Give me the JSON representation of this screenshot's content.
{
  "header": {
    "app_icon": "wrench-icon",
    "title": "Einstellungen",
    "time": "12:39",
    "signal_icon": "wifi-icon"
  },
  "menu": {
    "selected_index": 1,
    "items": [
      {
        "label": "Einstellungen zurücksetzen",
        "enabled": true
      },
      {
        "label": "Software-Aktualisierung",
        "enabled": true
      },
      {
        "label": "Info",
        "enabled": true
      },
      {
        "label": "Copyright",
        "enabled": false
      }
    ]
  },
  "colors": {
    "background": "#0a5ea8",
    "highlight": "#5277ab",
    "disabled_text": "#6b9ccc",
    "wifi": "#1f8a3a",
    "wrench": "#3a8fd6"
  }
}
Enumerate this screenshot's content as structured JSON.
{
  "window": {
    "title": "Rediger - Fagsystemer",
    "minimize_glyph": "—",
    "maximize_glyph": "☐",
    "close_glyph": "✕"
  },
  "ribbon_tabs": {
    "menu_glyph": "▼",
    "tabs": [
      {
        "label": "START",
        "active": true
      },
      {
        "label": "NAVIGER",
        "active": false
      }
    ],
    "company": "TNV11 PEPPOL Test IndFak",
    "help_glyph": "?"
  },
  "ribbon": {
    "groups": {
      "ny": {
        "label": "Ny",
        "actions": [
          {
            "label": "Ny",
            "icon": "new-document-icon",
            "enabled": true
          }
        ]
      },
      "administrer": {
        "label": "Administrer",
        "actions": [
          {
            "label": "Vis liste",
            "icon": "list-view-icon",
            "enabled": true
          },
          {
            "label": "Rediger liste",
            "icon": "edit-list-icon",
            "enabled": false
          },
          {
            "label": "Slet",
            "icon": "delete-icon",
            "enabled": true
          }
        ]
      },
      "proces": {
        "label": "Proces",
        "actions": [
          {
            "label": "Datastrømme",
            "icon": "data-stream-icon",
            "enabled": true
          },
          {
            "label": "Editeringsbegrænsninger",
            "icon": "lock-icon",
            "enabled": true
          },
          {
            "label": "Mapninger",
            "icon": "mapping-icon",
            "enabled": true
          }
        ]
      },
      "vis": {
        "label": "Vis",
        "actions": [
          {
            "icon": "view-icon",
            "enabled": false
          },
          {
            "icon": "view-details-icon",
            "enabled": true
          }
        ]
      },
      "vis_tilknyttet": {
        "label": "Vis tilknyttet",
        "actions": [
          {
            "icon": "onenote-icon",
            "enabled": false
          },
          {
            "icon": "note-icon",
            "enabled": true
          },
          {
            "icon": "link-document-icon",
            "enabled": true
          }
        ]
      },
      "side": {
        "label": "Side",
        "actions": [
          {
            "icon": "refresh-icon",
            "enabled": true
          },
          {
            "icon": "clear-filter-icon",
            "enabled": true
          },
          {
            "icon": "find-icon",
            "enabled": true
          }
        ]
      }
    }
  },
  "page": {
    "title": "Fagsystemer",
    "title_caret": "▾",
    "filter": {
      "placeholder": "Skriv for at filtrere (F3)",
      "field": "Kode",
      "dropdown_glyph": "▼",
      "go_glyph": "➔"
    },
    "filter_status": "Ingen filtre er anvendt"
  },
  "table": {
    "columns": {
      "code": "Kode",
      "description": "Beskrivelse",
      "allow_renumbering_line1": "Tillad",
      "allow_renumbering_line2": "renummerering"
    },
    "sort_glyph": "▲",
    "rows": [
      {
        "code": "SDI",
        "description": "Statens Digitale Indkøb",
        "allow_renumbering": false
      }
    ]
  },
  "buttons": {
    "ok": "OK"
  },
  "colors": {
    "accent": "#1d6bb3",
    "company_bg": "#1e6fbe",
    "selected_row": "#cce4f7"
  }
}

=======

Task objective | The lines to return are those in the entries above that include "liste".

Solution to the problem |
            "label": "Vis liste",
            "label": "Rediger liste",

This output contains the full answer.